Mt 5:13-16

“You are the salt of the earth; but if salt has lost its taste, how can its saltiness be restored? It is no longer good for anything, but is thrown out and trampled under foot. “You are the light of the world. A city built on a hill cannot be hid. No one after lighting a lamp puts it under the bushel basket, but on the lampstand, and it gives light to all in the house. In the same way, let your light shine before others, so that they may see your good works and give glory to your Father in heaven.

New Revised Standard Version, copyright 1989, by the National Council of the Churches of Christ in the United States of America. Used by permission. All rights reserved. USCCB approved.

Witnessing through our blessed and broken moments

When I lived on the Rosebud Indian Reservation, I sometimes sat with with folks in addiction recovery and listened to them “admit to God, to themselves, and to another human being the exact nature of their wrongs.” It’s step five of AA and similar programs.

When they would speak, they would begin nervous and closed. Slowly, though, their posture would shift upright. Their eyes would soften in recalling painful memories. They would eventually find the strength to smile and leave with courage to carry on.

Jesus says that we are salt and light. We season the world with the fullness of our lives, the blessed and broken moments. If we serve as witnesses to the possibility of goodness in light of everything we’ve done, we can become a vehicle for others to witness God’s infinite love and mercy.
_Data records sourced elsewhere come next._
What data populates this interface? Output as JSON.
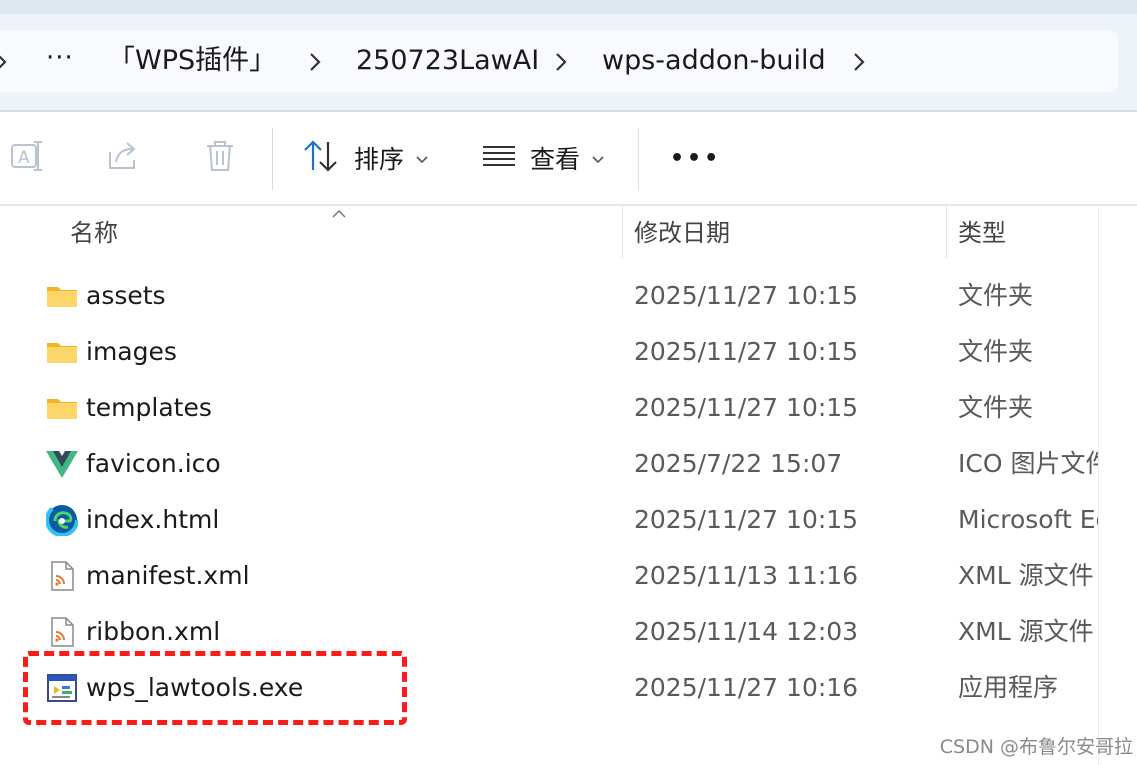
{
  "breadcrumb": {
    "overflow": "···",
    "items": [
      "「WPS插件」",
      "250723LawAI",
      "wps-addon-build"
    ]
  },
  "toolbar": {
    "sort_label": "排序",
    "view_label": "查看",
    "more_label": "•••"
  },
  "columns": {
    "name": "名称",
    "modified": "修改日期",
    "type": "类型"
  },
  "files": [
    {
      "name": "assets",
      "date": "2025/11/27 10:15",
      "type": "文件夹",
      "icon": "folder-icon"
    },
    {
      "name": "images",
      "date": "2025/11/27 10:15",
      "type": "文件夹",
      "icon": "folder-icon"
    },
    {
      "name": "templates",
      "date": "2025/11/27 10:15",
      "type": "文件夹",
      "icon": "folder-icon"
    },
    {
      "name": "favicon.ico",
      "date": "2025/7/22 15:07",
      "type": "ICO 图片文件",
      "icon": "vue-logo-icon"
    },
    {
      "name": "index.html",
      "date": "2025/11/27 10:15",
      "type": "Microsoft Edge",
      "icon": "edge-icon"
    },
    {
      "name": "manifest.xml",
      "date": "2025/11/13 11:16",
      "type": "XML 源文件",
      "icon": "xml-file-icon"
    },
    {
      "name": "ribbon.xml",
      "date": "2025/11/14 12:03",
      "type": "XML 源文件",
      "icon": "xml-file-icon"
    },
    {
      "name": "wps_lawtools.exe",
      "date": "2025/11/27 10:16",
      "type": "应用程序",
      "icon": "exe-app-icon"
    }
  ],
  "watermark": "CSDN @布鲁尔安哥拉",
  "colors": {
    "highlight": "#ff1a1a",
    "folder": "#f7c948",
    "accent": "#1a73c8"
  }
}
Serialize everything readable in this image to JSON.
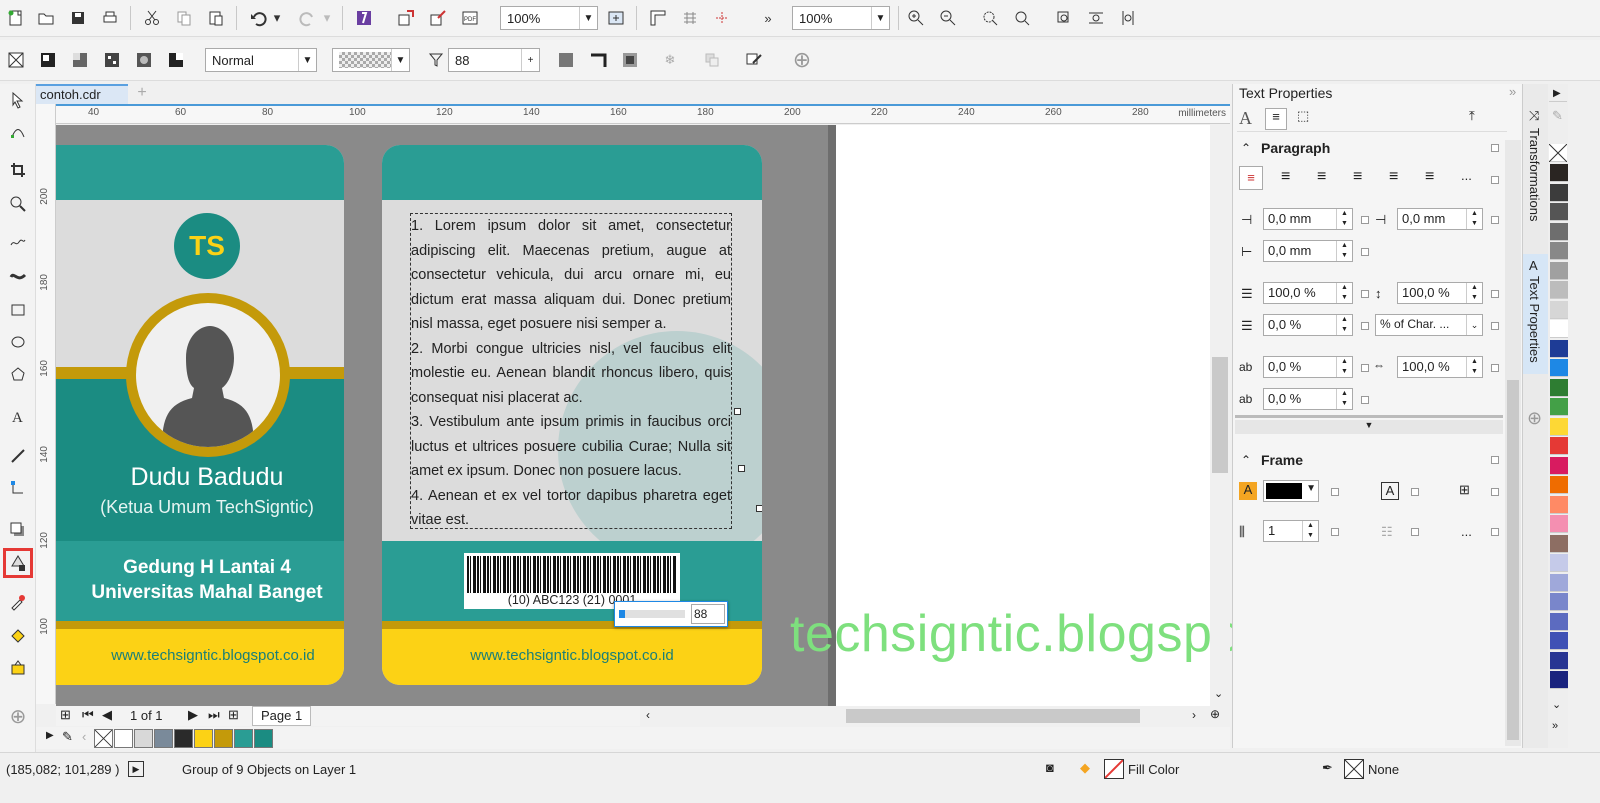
{
  "toolbar1": {
    "zoom1": "100%",
    "zoom2": "100%"
  },
  "toolbar2": {
    "merge_mode": "Normal",
    "transparency_value": "88"
  },
  "document": {
    "tab": "contoh.cdr"
  },
  "ruler": {
    "unit": "millimeters",
    "h_ticks": [
      "40",
      "60",
      "80",
      "100",
      "120",
      "140",
      "160",
      "180",
      "200",
      "220",
      "240",
      "260",
      "280"
    ],
    "v_ticks": [
      "200",
      "180",
      "160",
      "140",
      "120",
      "100"
    ]
  },
  "card_left": {
    "logo": "TS",
    "name": "Dudu Badudu",
    "role": "(Ketua Umum TechSigntic)",
    "addr1": "Gedung H Lantai 4",
    "addr2": "Universitas Mahal Banget",
    "url": "www.techsigntic.blogspot.co.id"
  },
  "card_right": {
    "rules": [
      "1. Lorem ipsum dolor sit amet, consectetur adipiscing elit. Maecenas pretium, augue at consectetur vehicula, dui arcu ornare mi, eu dictum erat massa aliquam dui. Donec pretium nisl massa, eget posuere nisi semper a.",
      "2. Morbi congue ultricies nisl, vel faucibus elit molestie eu. Aenean blandit rhoncus libero, quis consequat nisi placerat ac.",
      "3. Vestibulum ante ipsum primis in faucibus orci luctus et ultrices posuere cubilia Curae; Nulla sit amet ex ipsum. Donec non posuere lacus.",
      "4. Aenean et ex vel tortor dapibus pharetra eget vitae est."
    ],
    "barcode": "(10) ABC123 (21) 0001",
    "url": "www.techsigntic.blogspot.co.id",
    "slider_value": "88"
  },
  "pages": {
    "counter": "1 of 1",
    "page_tab": "Page 1"
  },
  "status": {
    "coords": "(185,082; 101,289 )",
    "selection": "Group of 9 Objects on Layer 1",
    "fill": "Fill Color",
    "outline": "None"
  },
  "panel": {
    "title": "Text Properties",
    "paragraph": "Paragraph",
    "frame": "Frame",
    "fields": {
      "left_indent": "0,0 mm",
      "first_indent": "0,0 mm",
      "right_indent": "0,0 mm",
      "para_before": "100,0 %",
      "line_spacing": "100,0 %",
      "para_after": "0,0 %",
      "spacing_unit": "% of Char. ...",
      "char_spacing": "0,0 %",
      "word_spacing": "100,0 %",
      "lang_spacing": "0,0 %",
      "columns": "1"
    }
  },
  "dock": {
    "tab1": "Transformations",
    "tab2": "Text Properties"
  },
  "watermark": "techsigntic.blogspot.co.id",
  "colors": {
    "teal": "#2a9d94",
    "yellow": "#fcd215",
    "gold": "#c49a0a",
    "highlight": "#e53935"
  },
  "doc_palette": [
    "#ffffff",
    "#d8d8d8",
    "#7a8a9a",
    "#2a2a2a",
    "#fcd215",
    "#c49a0a",
    "#2a9d94",
    "#1b8c82"
  ],
  "color_palette": [
    "#2a2522",
    "#3c3c3c",
    "#555555",
    "#6e6e6e",
    "#888888",
    "#a0a0a0",
    "#bcbcbc",
    "#d6d6d6",
    "#ffffff",
    "#1e3c96",
    "#1e88e5",
    "#2e7d32",
    "#43a047",
    "#fdd835",
    "#e53935",
    "#d81b60",
    "#ef6c00",
    "#ff8a65",
    "#f48fb1",
    "#8d6e63",
    "#c5cae9",
    "#9fa8da",
    "#7986cb",
    "#5c6bc0",
    "#3f51b5",
    "#283593",
    "#1a237e"
  ]
}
In that, every life takes meaning and will shine forth.

—Eric Immel, SJ, is the Associate Dean for Student Success at Arrupe College and an editor for The Jesuit Post.

Prayer

Don’t surrender your loneliness so quickly.
Let it cut more deep.
Let it ferment and season you
As few human or even divine ingredients can.
Something missing in my heart tonight
Has made my eyes so soft,
My voice so tender,
My need of God
Absolutely
Clear.

—Hafiz, as translated by Daniel Ladinsky

 


Please share the Good Word with your friends!